* _TASK TO COMPLETE_:
Check every line of the entries for "JSON", and copy the lines that hold it.

─── SOURCE DATA ───

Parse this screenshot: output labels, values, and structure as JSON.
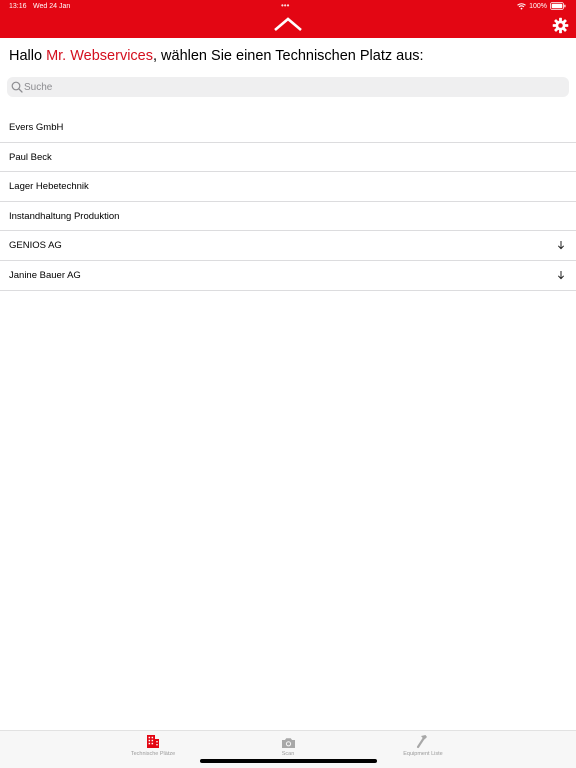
{
  "status_bar": {
    "time": "13:16",
    "date": "Wed 24 Jan",
    "battery": "100%",
    "multitask_dots": "•••"
  },
  "header": {
    "background_color": "#e30613",
    "logo_icon": "roof-logo-icon",
    "settings_icon": "gear-icon"
  },
  "greeting": {
    "prefix": "Hallo ",
    "name": "Mr. Webservices",
    "suffix": ", wählen Sie einen Technischen Platz aus:",
    "name_color": "#d4101f"
  },
  "search": {
    "placeholder": "Suche",
    "value": ""
  },
  "list": {
    "items": [
      {
        "label": "Evers GmbH",
        "expandable": false
      },
      {
        "label": "Paul Beck",
        "expandable": false
      },
      {
        "label": "Lager Hebetechnik",
        "expandable": false
      },
      {
        "label": "Instandhaltung Produktion",
        "expandable": false
      },
      {
        "label": "GENIOS AG",
        "expandable": true
      },
      {
        "label": "Janine Bauer AG",
        "expandable": true
      }
    ]
  },
  "tabbar": {
    "tabs": [
      {
        "label": "Technische Plätze",
        "icon": "building-icon",
        "active": true
      },
      {
        "label": "Scan",
        "icon": "camera-icon",
        "active": false
      },
      {
        "label": "Equipment Liste",
        "icon": "hammer-icon",
        "active": false
      }
    ],
    "active_color": "#e30613"
  }
}
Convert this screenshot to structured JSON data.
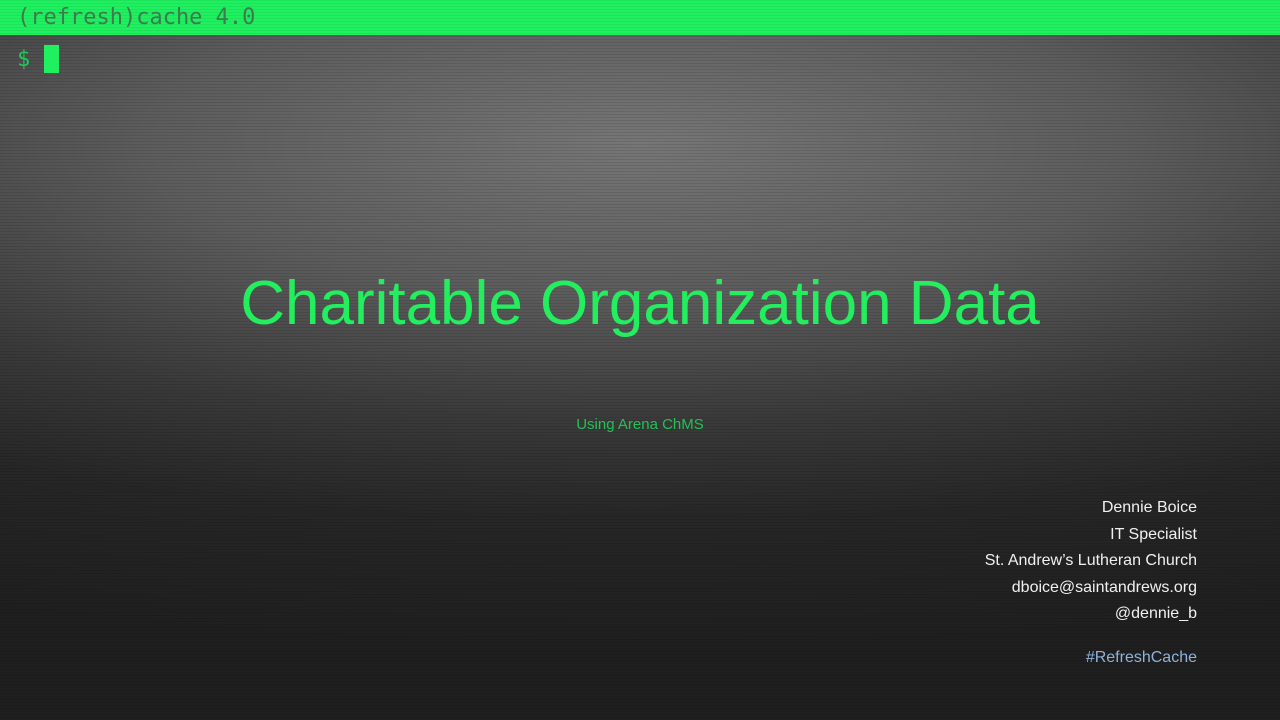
{
  "terminal": {
    "title": "(refresh)cache 4.0",
    "prompt_symbol": "$"
  },
  "slide": {
    "title": "Charitable Organization Data",
    "subtitle": "Using Arena ChMS",
    "presenter": {
      "name": "Dennie Boice",
      "role": "IT Specialist",
      "organization": "St. Andrew’s Lutheran Church",
      "email": "dboice@saintandrews.org",
      "handle": "@dennie_b"
    },
    "hashtag": "#RefreshCache"
  },
  "colors": {
    "accent_green": "#1ff060",
    "title_green": "#22ee5e",
    "hashtag_blue": "#8fb2dd",
    "background_dark": "#1f1f1f"
  }
}
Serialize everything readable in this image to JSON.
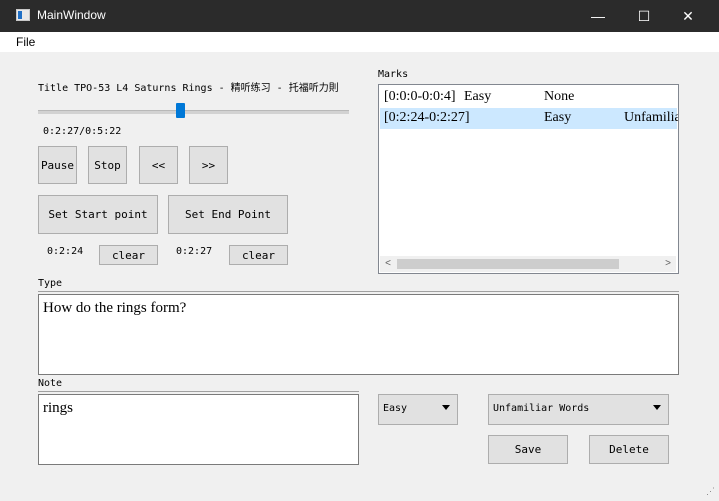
{
  "window": {
    "title": "MainWindow",
    "controls": {
      "minimize": "—",
      "maximize": "☐",
      "close": "✕"
    }
  },
  "menu": {
    "file": "File"
  },
  "player": {
    "title": "Title TPO-53 L4 Saturns Rings - 精听练习 - 托福听力則",
    "slider_value": 0.41,
    "time": "0:2:27/0:5:22",
    "pause_label": "Pause",
    "stop_label": "Stop",
    "rewind_label": "<<",
    "forward_label": ">>",
    "set_start_label": "Set Start point",
    "set_end_label": "Set End Point",
    "start_time": "0:2:24",
    "end_time": "0:2:27",
    "clear_label": "clear"
  },
  "marks": {
    "label": "Marks",
    "rows": [
      {
        "range": "[0:0:0-0:0:4]",
        "difficulty": "Easy",
        "type": "None",
        "selected": false
      },
      {
        "range": "[0:2:24-0:2:27]",
        "difficulty": "Easy",
        "type": "Unfamilia",
        "selected": true
      }
    ]
  },
  "type_section": {
    "label": "Type",
    "value": "How do the rings form?"
  },
  "note_section": {
    "label": "Note",
    "value": "rings"
  },
  "difficulty_select": {
    "value": "Easy"
  },
  "category_select": {
    "value": "Unfamiliar Words"
  },
  "actions": {
    "save_label": "Save",
    "delete_label": "Delete"
  },
  "colors": {
    "selection": "#cce8ff",
    "accent": "#0078d7",
    "titlebar": "#2b2b2b"
  }
}
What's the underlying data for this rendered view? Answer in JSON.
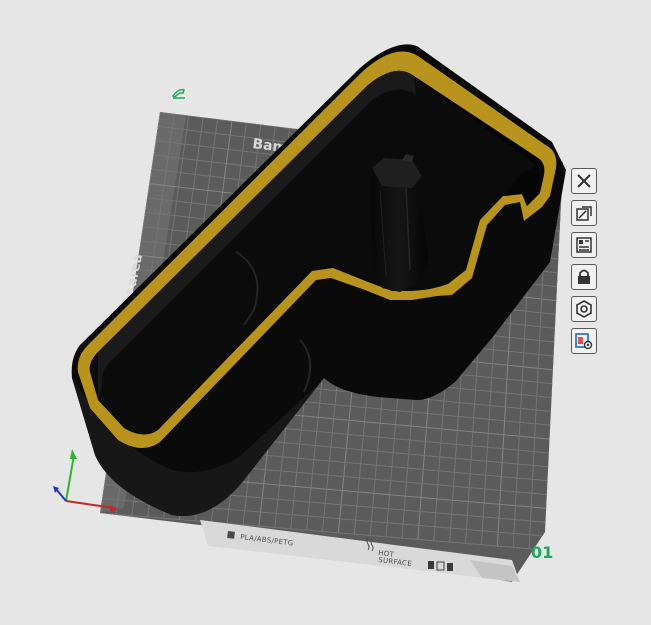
{
  "plate": {
    "brand_label": "Bam",
    "exclusion_label": "only area",
    "material_label": "PLA/ABS/PETG",
    "surface_label_line1": "HOT",
    "surface_label_line2": "SURFACE",
    "index": "01"
  },
  "toolbar": {
    "items": [
      {
        "name": "close-icon"
      },
      {
        "name": "auto-orient-icon"
      },
      {
        "name": "arrange-icon"
      },
      {
        "name": "lock-icon"
      },
      {
        "name": "plate-settings-icon"
      },
      {
        "name": "slice-plate-icon"
      }
    ]
  },
  "colors": {
    "background": "#e6e6e6",
    "plate": "#5b5b5b",
    "grid_line": "#747474",
    "model_body": "#0d0d0d",
    "model_top_edge": "#b8941e",
    "plate_index": "#22a75a",
    "edit_icon": "#22a75a"
  }
}
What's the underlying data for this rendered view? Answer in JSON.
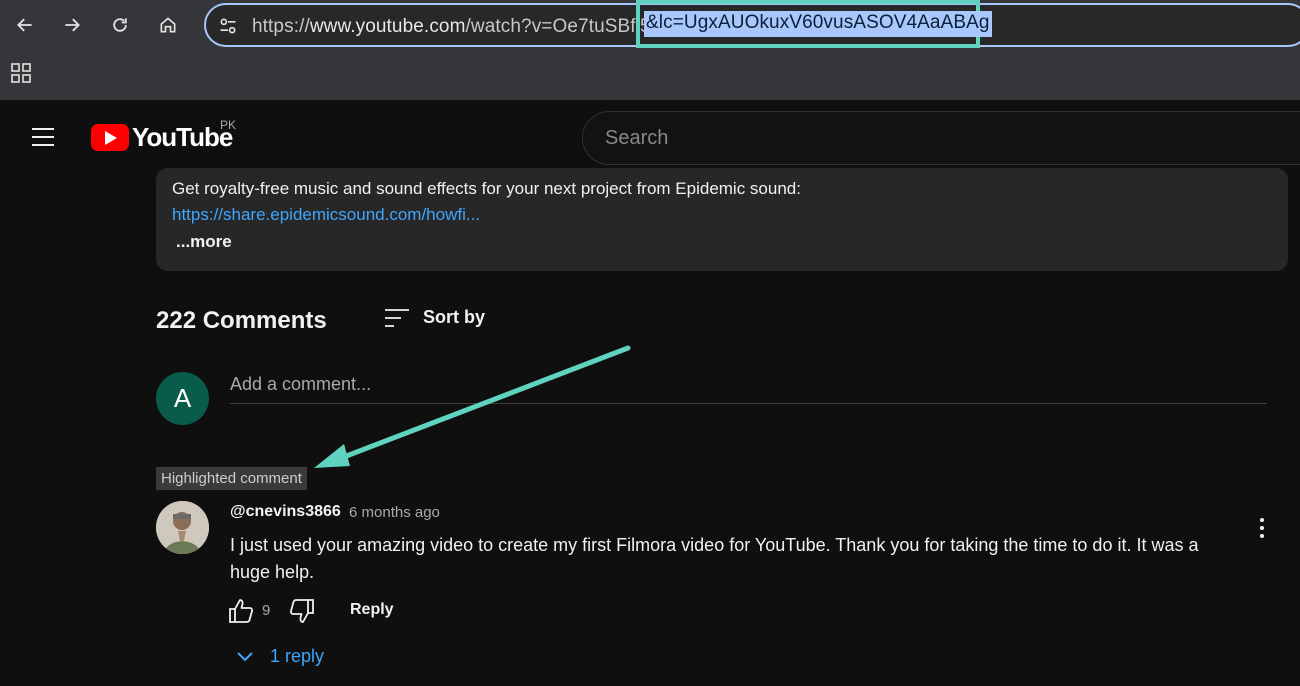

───

* _EXERCISE RESPONSE_:
Parse this screenshot: output labels, values, and structure as JSON.
Convert this screenshot to structured JSON data.
Serialize everything readable in this image to JSON.
What's the underlying data for this rendered view? Answer in JSON.
What's the underlying data for this rendered view? Answer in JSON.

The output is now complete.